§ **Your instructions**
Wherever "include" appears in the records below, copy the line that holds it.

Input for this task below:

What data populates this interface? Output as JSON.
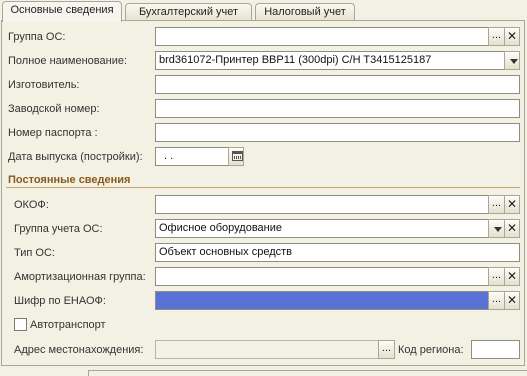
{
  "tabs": [
    {
      "label": "Основные сведения",
      "active": true
    },
    {
      "label": "Бухгалтерский учет",
      "active": false
    },
    {
      "label": "Налоговый учет",
      "active": false
    }
  ],
  "fields": {
    "gruppa_os": {
      "label": "Группа ОС:",
      "value": ""
    },
    "polnoe_naimenovanie": {
      "label": "Полное наименование:",
      "value": "brd361072-Принтер BBP11 (300dpi) C/H T3415125187"
    },
    "izgotovitel": {
      "label": "Изготовитель:",
      "value": ""
    },
    "zavodskoy_nomer": {
      "label": "Заводской номер:",
      "value": ""
    },
    "nomer_pasporta": {
      "label": "Номер паспорта :",
      "value": ""
    },
    "data_vypuska": {
      "label": "Дата выпуска (постройки):",
      "value": " .  ."
    }
  },
  "section": {
    "title": "Постоянные сведения"
  },
  "permanent": {
    "okof": {
      "label": "ОКОФ:",
      "value": ""
    },
    "gruppa_ucheta": {
      "label": "Группа учета ОС:",
      "value": "Офисное оборудование"
    },
    "tip_os": {
      "label": "Тип ОС:",
      "value": "Объект основных средств"
    },
    "amort_gruppa": {
      "label": "Амортизационная группа:",
      "value": ""
    },
    "shifr_enaof": {
      "label": "Шифр по ЕНАОФ:",
      "value": "",
      "selected": true
    },
    "avtotransport": {
      "label": "Автотранспорт",
      "checked": false
    },
    "adres": {
      "label": "Адрес местонахождения:",
      "value": ""
    },
    "kod_regiona": {
      "label": "Код региона:",
      "value": ""
    }
  },
  "buttons": {
    "select": "...",
    "clear": "✕"
  },
  "colors": {
    "accent_section": "#8a5a1e",
    "selected_field": "#5a72d6"
  },
  "icons": {
    "date_picker": "calendar-icon",
    "dropdown": "chevron-down-icon",
    "clear": "close-icon"
  }
}
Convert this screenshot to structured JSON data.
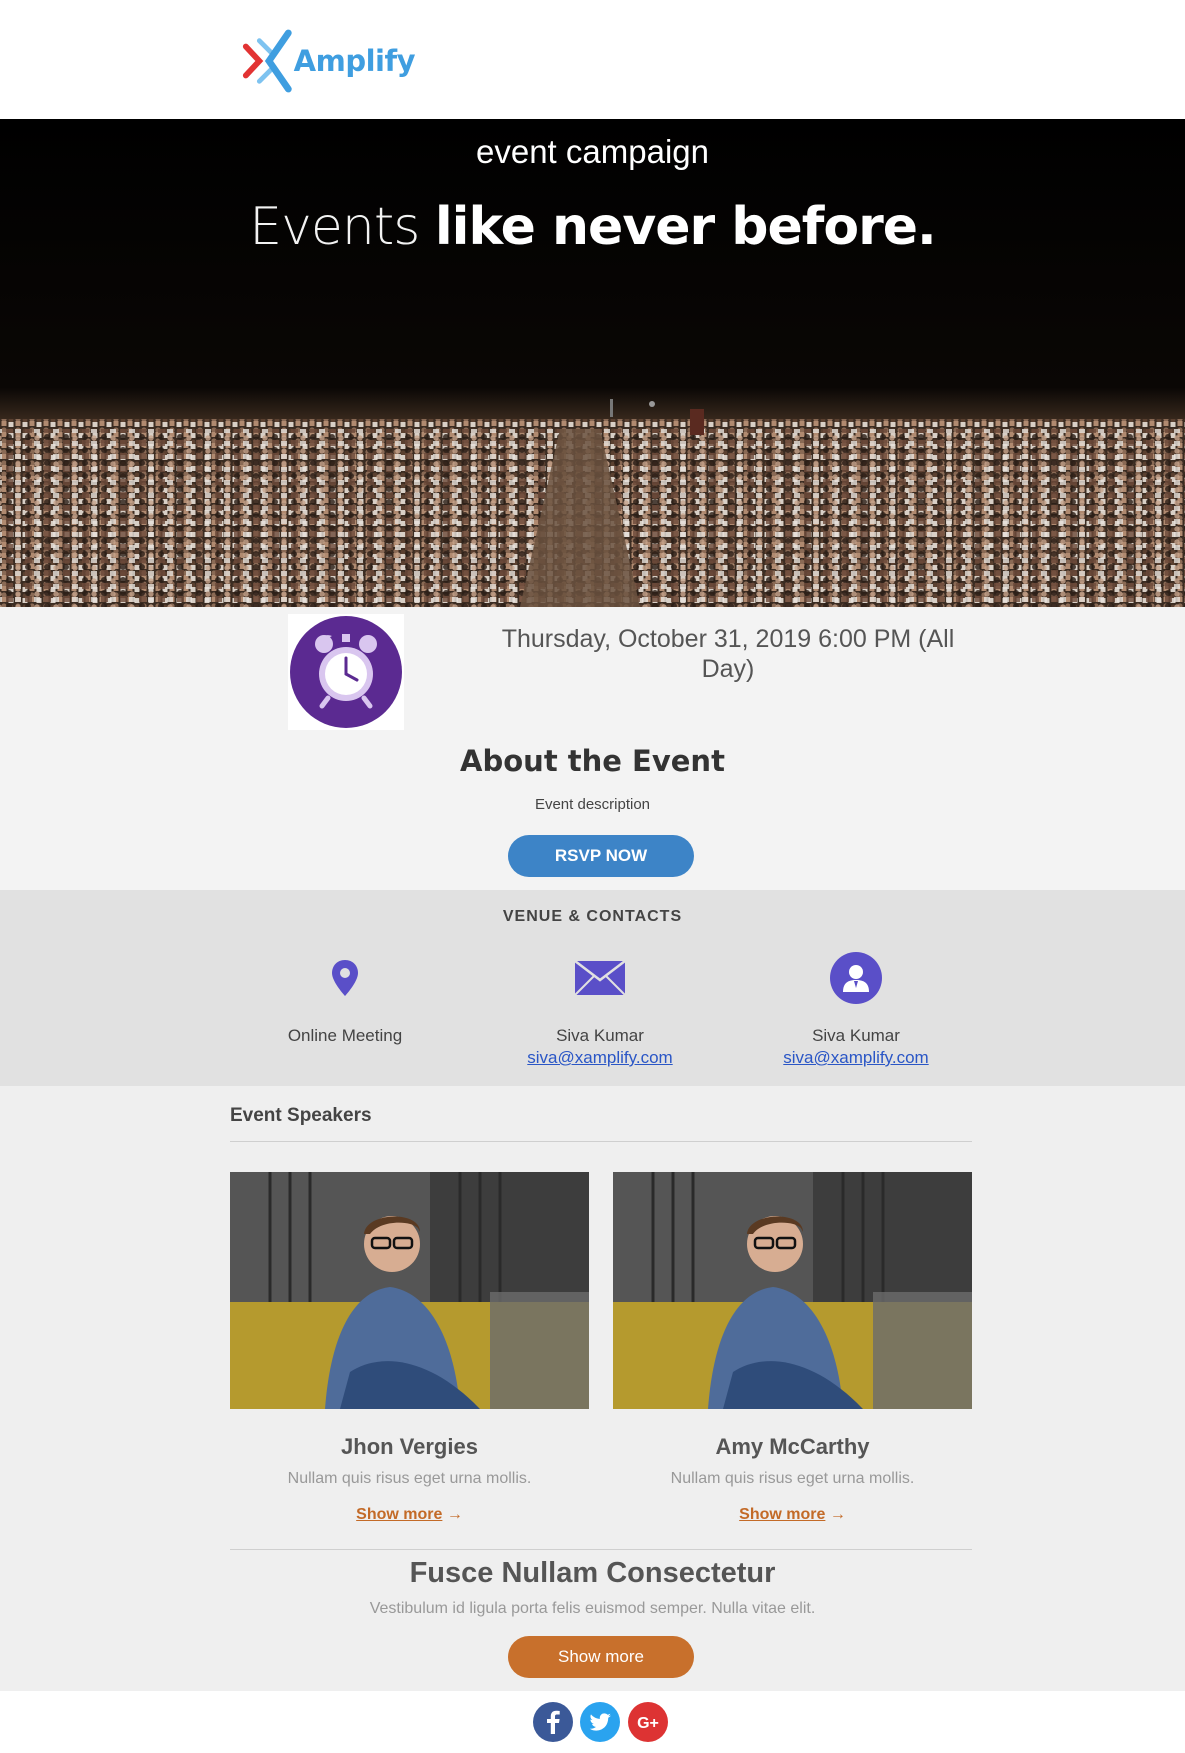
{
  "brand": {
    "name": "Amplify",
    "colors": {
      "blue": "#3f9ee0",
      "red": "#e23333",
      "purple": "#5b2a91",
      "accent_orange": "#c8702c",
      "rsvp_blue": "#3d84c7"
    }
  },
  "hero": {
    "kicker": "event campaign",
    "title_light": "Events ",
    "title_bold": "like never before."
  },
  "event": {
    "icon": "alarm-clock-icon",
    "date_line1": "Thursday, October 31, 2019 6:00 PM (All",
    "date_line2": "Day)",
    "about_title": "About the Event",
    "about_description": "Event description",
    "rsvp_label": "RSVP NOW"
  },
  "venue": {
    "title": "VENUE & CONTACTS",
    "items": [
      {
        "icon": "map-pin-icon",
        "name": "Online Meeting",
        "email": ""
      },
      {
        "icon": "envelope-icon",
        "name": "Siva Kumar",
        "email": "siva@xamplify.com"
      },
      {
        "icon": "contact-person-icon",
        "name": "Siva Kumar",
        "email": "siva@xamplify.com"
      }
    ]
  },
  "speakers": {
    "title": "Event Speakers",
    "items": [
      {
        "name": "Jhon Vergies",
        "description": "Nullam quis risus eget urna mollis.",
        "more": "Show more",
        "arrow": "→"
      },
      {
        "name": "Amy McCarthy",
        "description": "Nullam quis risus eget urna mollis.",
        "more": "Show more",
        "arrow": "→"
      }
    ]
  },
  "feature": {
    "title": "Fusce Nullam Consectetur",
    "description": "Vestibulum id ligula porta felis euismod semper. Nulla vitae elit.",
    "button": "Show more"
  },
  "social": [
    {
      "icon": "facebook-icon",
      "glyph": "f"
    },
    {
      "icon": "twitter-icon",
      "glyph": ""
    },
    {
      "icon": "google-plus-icon",
      "glyph": "G+"
    }
  ]
}
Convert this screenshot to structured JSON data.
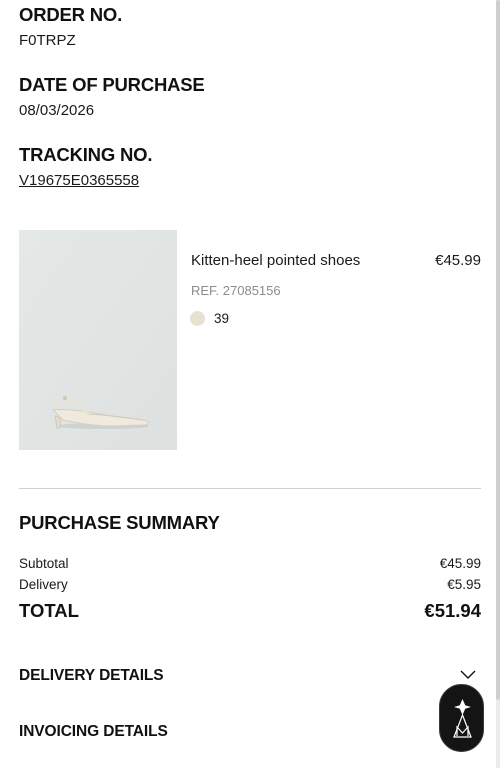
{
  "order": {
    "label": "ORDER NO.",
    "value": "F0TRPZ"
  },
  "purchase_date": {
    "label": "DATE OF PURCHASE",
    "value": "08/03/2026"
  },
  "tracking": {
    "label": "TRACKING NO.",
    "value": "V19675E0365558"
  },
  "product": {
    "name": "Kitten-heel pointed shoes",
    "price": "€45.99",
    "ref": "REF. 27085156",
    "color_swatch": "#e7e1d2",
    "size": "39"
  },
  "summary": {
    "title": "PURCHASE SUMMARY",
    "subtotal_label": "Subtotal",
    "subtotal_value": "€45.99",
    "delivery_label": "Delivery",
    "delivery_value": "€5.95",
    "total_label": "TOTAL",
    "total_value": "€51.94"
  },
  "sections": {
    "delivery_details": "DELIVERY DETAILS",
    "invoicing_details": "INVOICING DETAILS"
  },
  "icons": {
    "chevron": "chevron-down-icon",
    "fab": "assistant-logo-icon"
  }
}
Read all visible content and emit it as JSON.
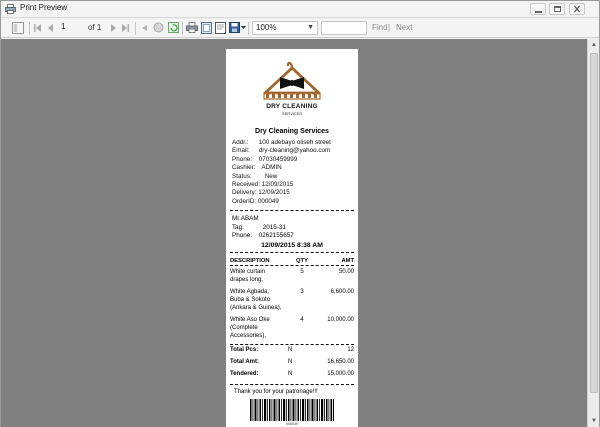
{
  "window": {
    "title": "Print Preview"
  },
  "toolbar": {
    "page_current": "1",
    "page_of": "of 1",
    "zoom": "100%",
    "find_label": "Find",
    "separator": "|",
    "next_label": "Next"
  },
  "receipt": {
    "logo_name": "DRY CLEANING",
    "logo_sub": "SERVICES",
    "shop_name": "Dry Cleaning Services",
    "info": [
      {
        "key": "Addr.:",
        "value": "100 adebayo oliseh street"
      },
      {
        "key": "Email:",
        "value": "dry-cleaning@yahoo.com"
      },
      {
        "key": "Phone:",
        "value": "07030459999"
      },
      {
        "key": "Cashier:",
        "value": "ADMIN"
      },
      {
        "key": "Status:",
        "value": "New"
      },
      {
        "key": "Received:",
        "value": "12/09/2015"
      },
      {
        "key": "Delivery:",
        "value": "12/09/2015"
      },
      {
        "key": "OrderID:",
        "value": "000049"
      }
    ],
    "customer": {
      "name": "Mr.ABAM",
      "tag_key": "Tag:",
      "tag": "2015-31",
      "phone_key": "Phone:",
      "phone": "0262155657"
    },
    "datetime": "12/09/2015 8:38 AM",
    "columns": {
      "desc": "DESCRIPTION",
      "qty": "QTY",
      "amt": "AMT"
    },
    "items": [
      {
        "desc_lines": [
          "White curtain",
          "drapes long,"
        ],
        "qty": "5",
        "amt": "50.00"
      },
      {
        "desc_lines": [
          "White Agbada,",
          "Buba & Sokoto",
          "(Ankara & Guinea),"
        ],
        "qty": "3",
        "amt": "6,600.00"
      },
      {
        "desc_lines": [
          "White Aso Oke",
          "(Complete",
          "Accessories),"
        ],
        "qty": "4",
        "amt": "10,000.00"
      }
    ],
    "totals": [
      {
        "label": "Total Pcs:",
        "mid": "N",
        "value": "12"
      },
      {
        "label": "Total Amt:",
        "mid": "N",
        "value": "16,650.00"
      },
      {
        "label": "Tendered:",
        "mid": "N",
        "value": "15,000.00"
      }
    ],
    "thanks": "Thank you for your patronage!!!",
    "barcode_number": "000049"
  }
}
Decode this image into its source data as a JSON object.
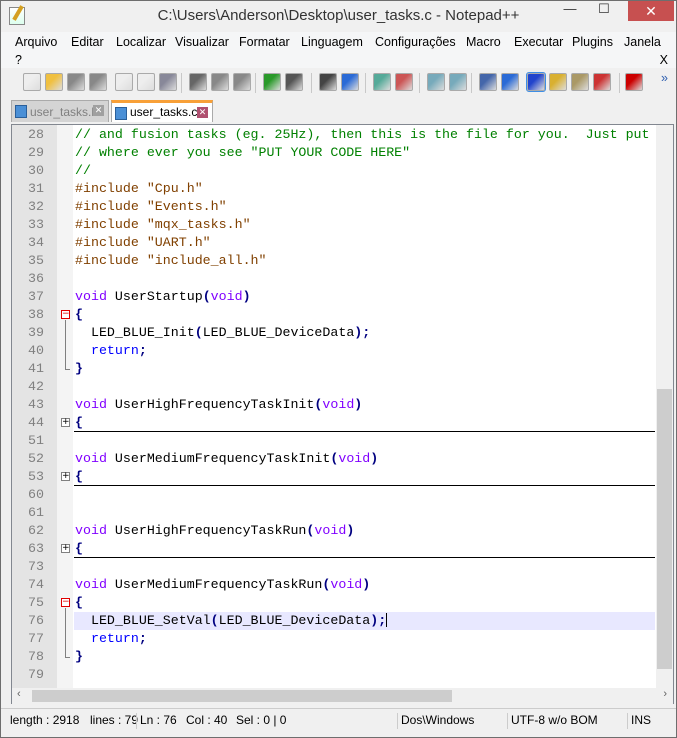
{
  "window": {
    "title": "C:\\Users\\Anderson\\Desktop\\user_tasks.c - Notepad++",
    "minimize": "—",
    "maximize": "☐",
    "close": "✕"
  },
  "menu": [
    "Arquivo",
    "Editar",
    "Localizar",
    "Visualizar",
    "Formatar",
    "Linguagem",
    "Configurações",
    "Macro",
    "Executar",
    "Plugins",
    "Janela",
    "?"
  ],
  "menu_close": "X",
  "toolbar": [
    "new",
    "open",
    "save",
    "save-all",
    "close",
    "close-all",
    "print",
    "cut",
    "copy",
    "paste",
    "undo",
    "redo",
    "find",
    "replace",
    "zoom-in",
    "zoom-out",
    "sync-vertical",
    "sync-horizontal",
    "word-wrap",
    "show-all-chars",
    "indent-guide",
    "user-defined-language",
    "document-map",
    "function-list",
    "record-macro"
  ],
  "toolbar_more": "»",
  "tabs": [
    {
      "label": "user_tasks.h",
      "active": false
    },
    {
      "label": "user_tasks.c",
      "active": true
    }
  ],
  "editor": {
    "current_line": 76,
    "lines": [
      {
        "n": "28",
        "t": [
          [
            "cm",
            "// and fusion tasks (eg. 25Hz), then this is the file for you.  Just put"
          ]
        ]
      },
      {
        "n": "29",
        "t": [
          [
            "cm",
            "// where ever you see \"PUT YOUR CODE HERE\""
          ]
        ]
      },
      {
        "n": "30",
        "t": [
          [
            "cm",
            "//"
          ]
        ]
      },
      {
        "n": "31",
        "t": [
          [
            "pp",
            "#include \"Cpu.h\""
          ]
        ]
      },
      {
        "n": "32",
        "t": [
          [
            "pp",
            "#include \"Events.h\""
          ]
        ]
      },
      {
        "n": "33",
        "t": [
          [
            "pp",
            "#include \"mqx_tasks.h\""
          ]
        ]
      },
      {
        "n": "34",
        "t": [
          [
            "pp",
            "#include \"UART.h\""
          ]
        ]
      },
      {
        "n": "35",
        "t": [
          [
            "pp",
            "#include \"include_all.h\""
          ]
        ]
      },
      {
        "n": "36",
        "t": []
      },
      {
        "n": "37",
        "t": [
          [
            "kw",
            "void"
          ],
          [
            "tx",
            " UserStartup"
          ],
          [
            "op",
            "("
          ],
          [
            "kw",
            "void"
          ],
          [
            "op",
            ")"
          ]
        ]
      },
      {
        "n": "38",
        "fold": "open",
        "t": [
          [
            "op",
            "{"
          ]
        ]
      },
      {
        "n": "39",
        "t": [
          [
            "tx",
            "  LED_BLUE_Init"
          ],
          [
            "op",
            "("
          ],
          [
            "tx",
            "LED_BLUE_DeviceData"
          ],
          [
            "op",
            ");"
          ]
        ]
      },
      {
        "n": "40",
        "t": [
          [
            "tx",
            "  "
          ],
          [
            "rw",
            "return"
          ],
          [
            "op",
            ";"
          ]
        ]
      },
      {
        "n": "41",
        "fold": "end",
        "t": [
          [
            "op",
            "}"
          ]
        ]
      },
      {
        "n": "42",
        "t": []
      },
      {
        "n": "43",
        "t": [
          [
            "kw",
            "void"
          ],
          [
            "tx",
            " UserHighFrequencyTaskInit"
          ],
          [
            "op",
            "("
          ],
          [
            "kw",
            "void"
          ],
          [
            "op",
            ")"
          ]
        ]
      },
      {
        "n": "44",
        "fold": "closed",
        "t": [
          [
            "op",
            "{"
          ]
        ]
      },
      {
        "n": "51",
        "t": []
      },
      {
        "n": "52",
        "t": [
          [
            "kw",
            "void"
          ],
          [
            "tx",
            " UserMediumFrequencyTaskInit"
          ],
          [
            "op",
            "("
          ],
          [
            "kw",
            "void"
          ],
          [
            "op",
            ")"
          ]
        ]
      },
      {
        "n": "53",
        "fold": "closed",
        "t": [
          [
            "op",
            "{"
          ]
        ]
      },
      {
        "n": "60",
        "t": []
      },
      {
        "n": "61",
        "t": []
      },
      {
        "n": "62",
        "t": [
          [
            "kw",
            "void"
          ],
          [
            "tx",
            " UserHighFrequencyTaskRun"
          ],
          [
            "op",
            "("
          ],
          [
            "kw",
            "void"
          ],
          [
            "op",
            ")"
          ]
        ]
      },
      {
        "n": "63",
        "fold": "closed",
        "t": [
          [
            "op",
            "{"
          ]
        ]
      },
      {
        "n": "73",
        "t": []
      },
      {
        "n": "74",
        "t": [
          [
            "kw",
            "void"
          ],
          [
            "tx",
            " UserMediumFrequencyTaskRun"
          ],
          [
            "op",
            "("
          ],
          [
            "kw",
            "void"
          ],
          [
            "op",
            ")"
          ]
        ]
      },
      {
        "n": "75",
        "fold": "open",
        "t": [
          [
            "op",
            "{"
          ]
        ]
      },
      {
        "n": "76",
        "t": [
          [
            "tx",
            "  LED_BLUE_SetVal"
          ],
          [
            "op",
            "("
          ],
          [
            "tx",
            "LED_BLUE_DeviceData"
          ],
          [
            "op",
            ");"
          ]
        ]
      },
      {
        "n": "77",
        "t": [
          [
            "tx",
            "  "
          ],
          [
            "rw",
            "return"
          ],
          [
            "op",
            ";"
          ]
        ]
      },
      {
        "n": "78",
        "fold": "end",
        "t": [
          [
            "op",
            "}"
          ]
        ]
      },
      {
        "n": "79",
        "t": []
      }
    ]
  },
  "status": {
    "length": "length : 2918",
    "lines": "lines : 79",
    "ln": "Ln : 76",
    "col": "Col : 40",
    "sel": "Sel : 0 | 0",
    "eol": "Dos\\Windows",
    "encoding": "UTF-8 w/o BOM",
    "mode": "INS"
  }
}
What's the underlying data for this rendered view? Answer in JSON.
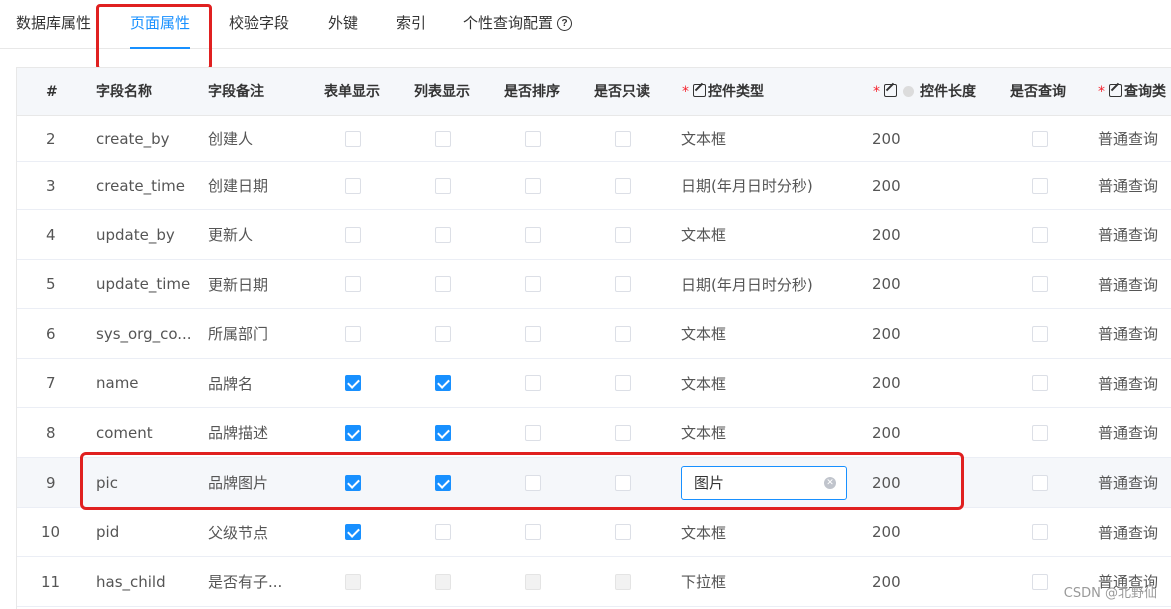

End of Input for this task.

§ **Completed task**
            "#include \"Cpu.h\""
            "#include \"Events.h\""
            "#include \"mqx_tasks.h\""
            "#include \"UART.h\""
            "#include \"include_all.h\""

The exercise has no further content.